    The final outcome is only two survivors, one from each womb. This makes the sand tiger shark the only species on the list to kill its siblings before they're born. By the time they are born, these sharks are natural-born killers. 

  • Female Wasps Eat Their Brothers

    Female Wasps Eat Their Brothers
    Photo: Stsmith / Wikimedia Commons / CC BY-SA 3.0

    Copidosoma floridanum is a parasitoid wasp that commits one of the worst fratricides in the animal kingdom. An adult wasp lays one or two eggs inside the egg of a noctuid moth. The eggs quickly clone themselves through a process called polyembryony, which produces somewhere between 1,500-3,000 parasitoid larvae that continue to grow inside the host larva. Out of those larvae, female "soldiers" grow larger than their siblings and defend the reproductive larvae

    These asexual female larvae then seek out their brothers to devour, because only one or two is enough to fertilize their fertile sisters.
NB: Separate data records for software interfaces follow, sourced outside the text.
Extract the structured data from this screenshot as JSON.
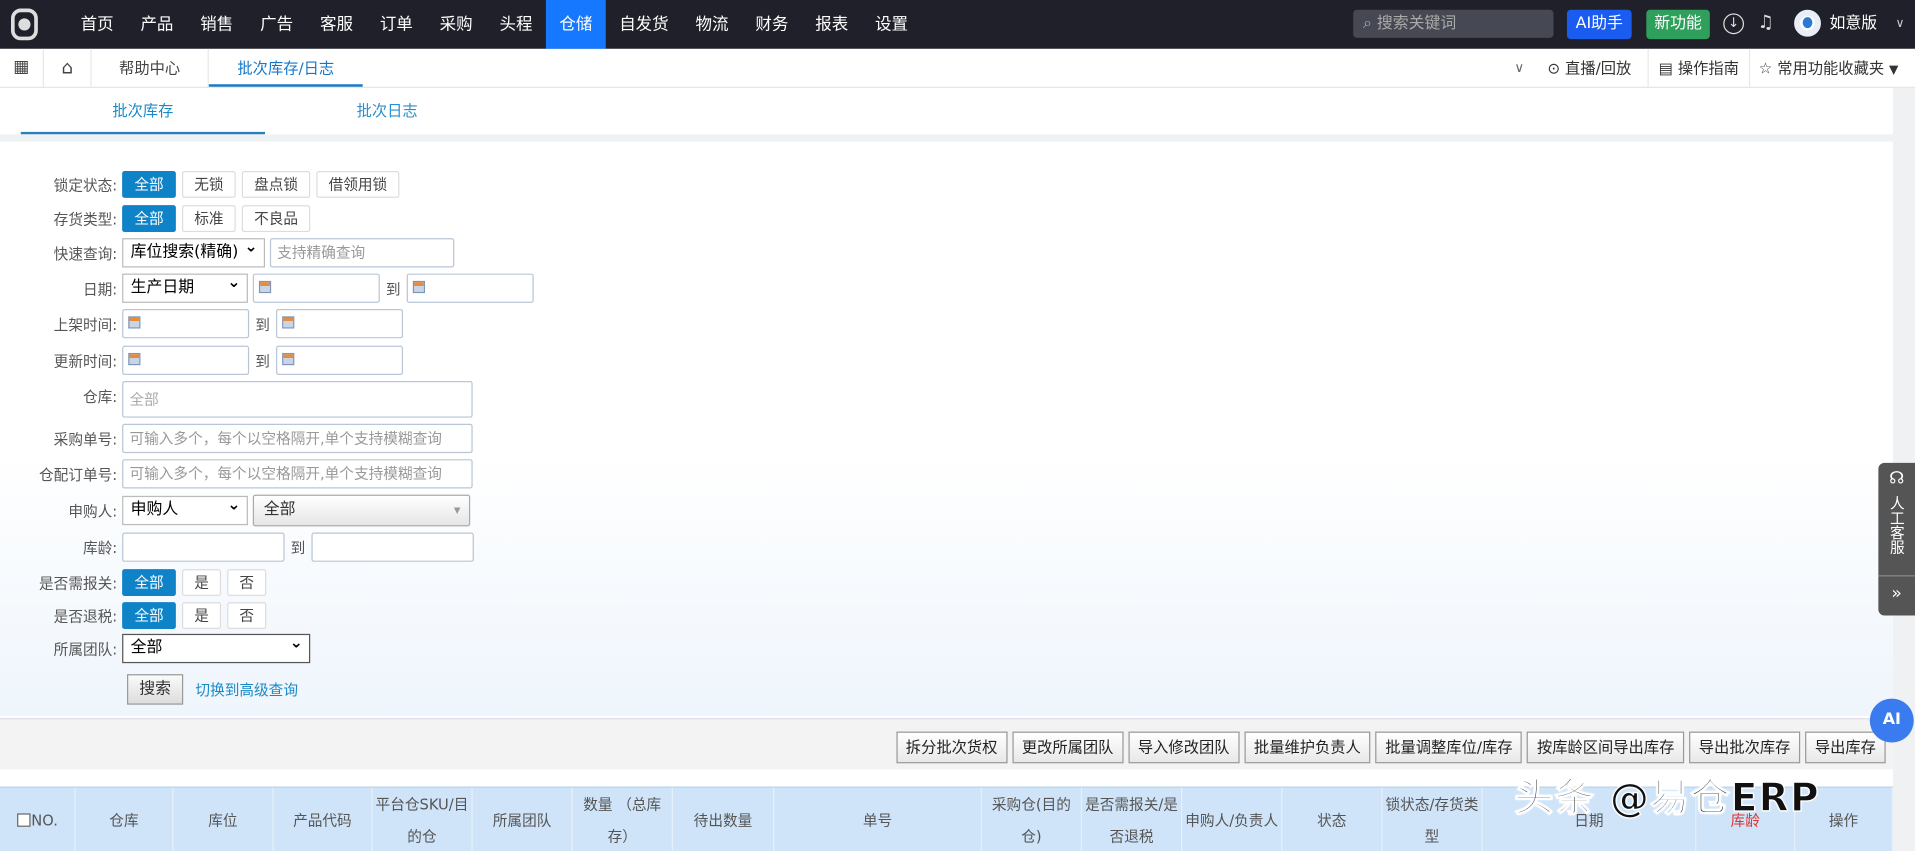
{
  "topnav": {
    "items": [
      "首页",
      "产品",
      "销售",
      "广告",
      "客服",
      "订单",
      "采购",
      "头程",
      "仓储",
      "自发货",
      "物流",
      "财务",
      "报表",
      "设置"
    ],
    "active_index": 8,
    "search_placeholder": "搜索关键词",
    "ai_label": "AI助手",
    "new_label": "新功能",
    "user": "如意版"
  },
  "tabbar": {
    "help": "帮助中心",
    "active": "批次库存/日志",
    "live": "直播/回放",
    "guide": "操作指南",
    "favorites": "常用功能收藏夹"
  },
  "subtabs": [
    "批次库存",
    "批次日志"
  ],
  "form": {
    "lock_label": "锁定状态:",
    "lock_options": [
      "全部",
      "无锁",
      "盘点锁",
      "借领用锁"
    ],
    "type_label": "存货类型:",
    "type_options": [
      "全部",
      "标准",
      "不良品"
    ],
    "quick_label": "快速查询:",
    "quick_select": "库位搜索(精确)",
    "quick_placeholder": "支持精确查询",
    "date_label": "日期:",
    "date_select": "生产日期",
    "to": "到",
    "shelf_label": "上架时间:",
    "update_label": "更新时间:",
    "wh_label": "仓库:",
    "wh_placeholder": "全部",
    "po_label": "采购单号:",
    "po_placeholder": "可输入多个，每个以空格隔开,单个支持模糊查询",
    "wo_label": "仓配订单号:",
    "wo_placeholder": "可输入多个，每个以空格隔开,单个支持模糊查询",
    "buyer_label": "申购人:",
    "buyer_select": "申购人",
    "buyer_value": "全部",
    "age_label": "库龄:",
    "customs_label": "是否需报关:",
    "yn_options": [
      "全部",
      "是",
      "否"
    ],
    "tax_label": "是否退税:",
    "team_label": "所属团队:",
    "team_value": "全部",
    "search_btn": "搜索",
    "advanced_link": "切换到高级查询"
  },
  "actions": [
    "拆分批次货权",
    "更改所属团队",
    "导入修改团队",
    "批量维护负责人",
    "批量调整库位/库存",
    "按库龄区间导出库存",
    "导出批次库存",
    "导出库存"
  ],
  "table": {
    "headers": [
      "NO.",
      "仓库",
      "库位",
      "产品代码",
      "平台仓SKU/目的仓",
      "所属团队",
      "数量 （总库存）",
      "待出数量",
      "单号",
      "采购仓(目的仓)",
      "是否需报关/是否退税",
      "申购人/负责人",
      "状态",
      "锁状态/存货类型",
      "日期",
      "库龄",
      "操作"
    ]
  },
  "side": {
    "kefu": "人工客服",
    "more": "»",
    "ai": "AI"
  },
  "watermark": "头条 @易仓ERP"
}
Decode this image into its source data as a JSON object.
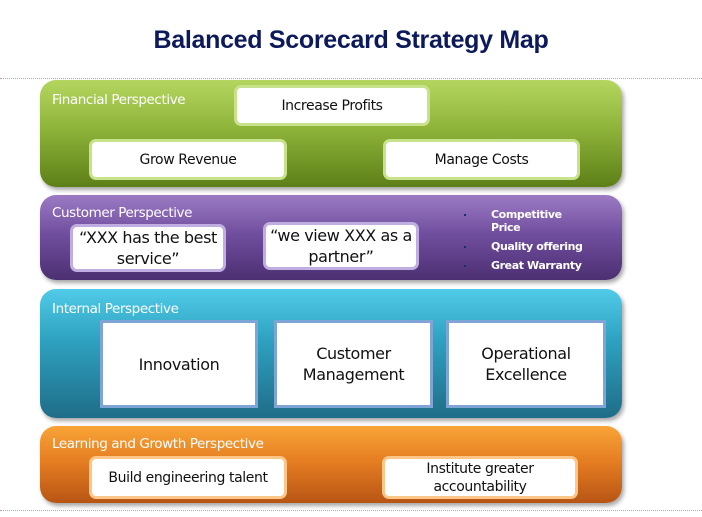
{
  "title": "Balanced Scorecard Strategy Map",
  "colors": {
    "title": "#0c1a5b",
    "financial": "#8fb43a",
    "customer": "#714f9f",
    "internal": "#2ea1c0",
    "learning": "#e67e22"
  },
  "perspectives": {
    "financial": {
      "label": "Financial Perspective",
      "objectives": [
        "Increase Profits",
        "Grow Revenue",
        "Manage Costs"
      ]
    },
    "customer": {
      "label": "Customer Perspective",
      "objectives": [
        "“XXX has the best service”",
        "“we view XXX as a partner”"
      ],
      "bullets": [
        "Competitive Price",
        "Quality offering",
        "Great Warranty"
      ]
    },
    "internal": {
      "label": "Internal Perspective",
      "objectives": [
        "Innovation",
        "Customer Management",
        "Operational Excellence"
      ]
    },
    "learning": {
      "label": "Learning and Growth Perspective",
      "objectives": [
        "Build engineering talent",
        "Institute greater accountability"
      ]
    }
  }
}
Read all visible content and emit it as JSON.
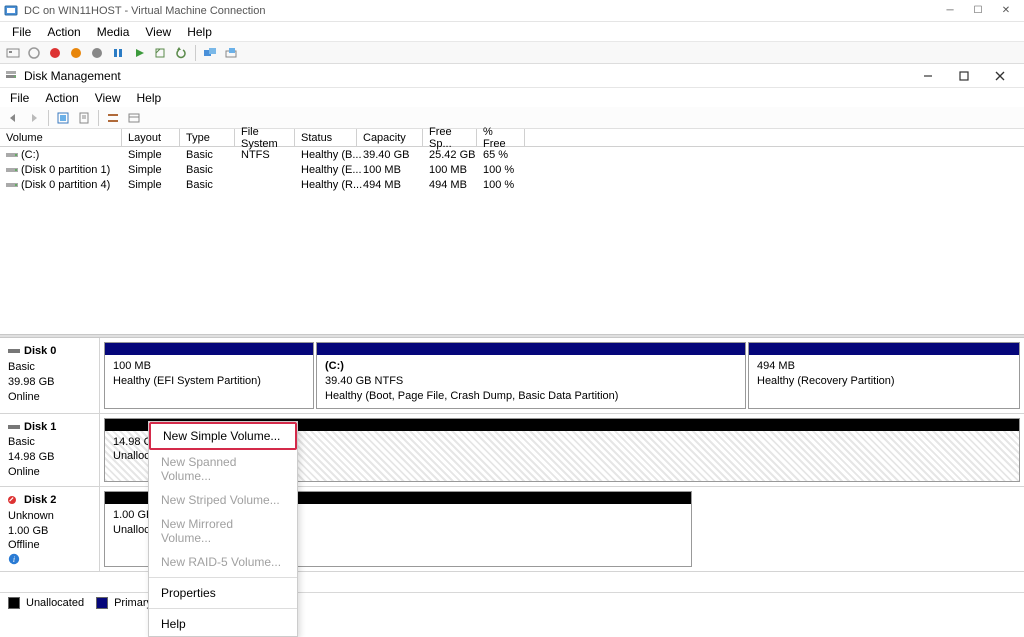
{
  "vm": {
    "title": "DC on WIN11HOST - Virtual Machine Connection",
    "menu": {
      "file": "File",
      "action": "Action",
      "media": "Media",
      "view": "View",
      "help": "Help"
    }
  },
  "dm": {
    "title": "Disk Management",
    "menu": {
      "file": "File",
      "action": "Action",
      "view": "View",
      "help": "Help"
    }
  },
  "columns": {
    "volume": "Volume",
    "layout": "Layout",
    "type": "Type",
    "fs": "File System",
    "status": "Status",
    "capacity": "Capacity",
    "free": "Free Sp...",
    "pfree": "% Free"
  },
  "volumes": [
    {
      "name": "(C:)",
      "layout": "Simple",
      "type": "Basic",
      "fs": "NTFS",
      "status": "Healthy (B...",
      "capacity": "39.40 GB",
      "free": "25.42 GB",
      "pfree": "65 %"
    },
    {
      "name": "(Disk 0 partition 1)",
      "layout": "Simple",
      "type": "Basic",
      "fs": "",
      "status": "Healthy (E...",
      "capacity": "100 MB",
      "free": "100 MB",
      "pfree": "100 %"
    },
    {
      "name": "(Disk 0 partition 4)",
      "layout": "Simple",
      "type": "Basic",
      "fs": "",
      "status": "Healthy (R...",
      "capacity": "494 MB",
      "free": "494 MB",
      "pfree": "100 %"
    }
  ],
  "disks": {
    "d0": {
      "name": "Disk 0",
      "type": "Basic",
      "size": "39.98 GB",
      "status": "Online",
      "p1": {
        "size": "100 MB",
        "desc": "Healthy (EFI System Partition)"
      },
      "p2": {
        "label": "(C:)",
        "size": "39.40 GB NTFS",
        "desc": "Healthy (Boot, Page File, Crash Dump, Basic Data Partition)"
      },
      "p3": {
        "size": "494 MB",
        "desc": "Healthy (Recovery Partition)"
      }
    },
    "d1": {
      "name": "Disk 1",
      "type": "Basic",
      "size": "14.98 GB",
      "status": "Online",
      "p1": {
        "size": "14.98 GB",
        "desc": "Unallocated"
      }
    },
    "d2": {
      "name": "Disk 2",
      "type": "Unknown",
      "size": "1.00 GB",
      "status": "Offline",
      "p1": {
        "size": "1.00 GB",
        "desc": "Unallocated"
      }
    }
  },
  "legend": {
    "unalloc": "Unallocated",
    "primary": "Primary partition"
  },
  "ctx": {
    "new_simple": "New Simple Volume...",
    "new_spanned": "New Spanned Volume...",
    "new_striped": "New Striped Volume...",
    "new_mirrored": "New Mirrored Volume...",
    "new_raid5": "New RAID-5 Volume...",
    "properties": "Properties",
    "help": "Help"
  }
}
By doing this, the soldier larvae are able to ensure there's enough food to go around. 

  • The Praying Mantis Loves A Same-Species Snack
    Photo: Oliver Koemmerling / Wikimedia Commons / CC BY-SA 3.0

    The praying mantis is a sexually morbid, cannibalistic invertebrate. A female praying mantis often eats the male after sex. She might even bite her partner's head off during copulation. She then lays her eggs in an egg case attached to a leaf, branch, or stem.

    There are hundreds of baby mantises that hatch at the same time, and their first meal is often one of their siblings.

  • Tiger Salamanders Only Eat Their Siblings And Cousins As A Last Resort

    Tiger Salamanders Only Eat Their Siblings And Cousins As A Last Resort
    Photo: Margaret Mantor / Wikimedia Commons / CC BY 2.0

    Tiger salamanders begin their life as aquatic larvae, or tadpoles. However, not all are the same and their eggs can develop into two different kinds of tadpoles. Those lucky enough to develop into cannibals grow bigger heads and mouths, as well as larger teeth. 

    As a result, they eat smaller tadpoles and are able to develop more quickly. Perhaps the coolest thing about these slimy slayers is that they can recognize their brothers, sisters, even their first cousins. In light of this, they will go after other tadpoles in the same pond before they attack their own family.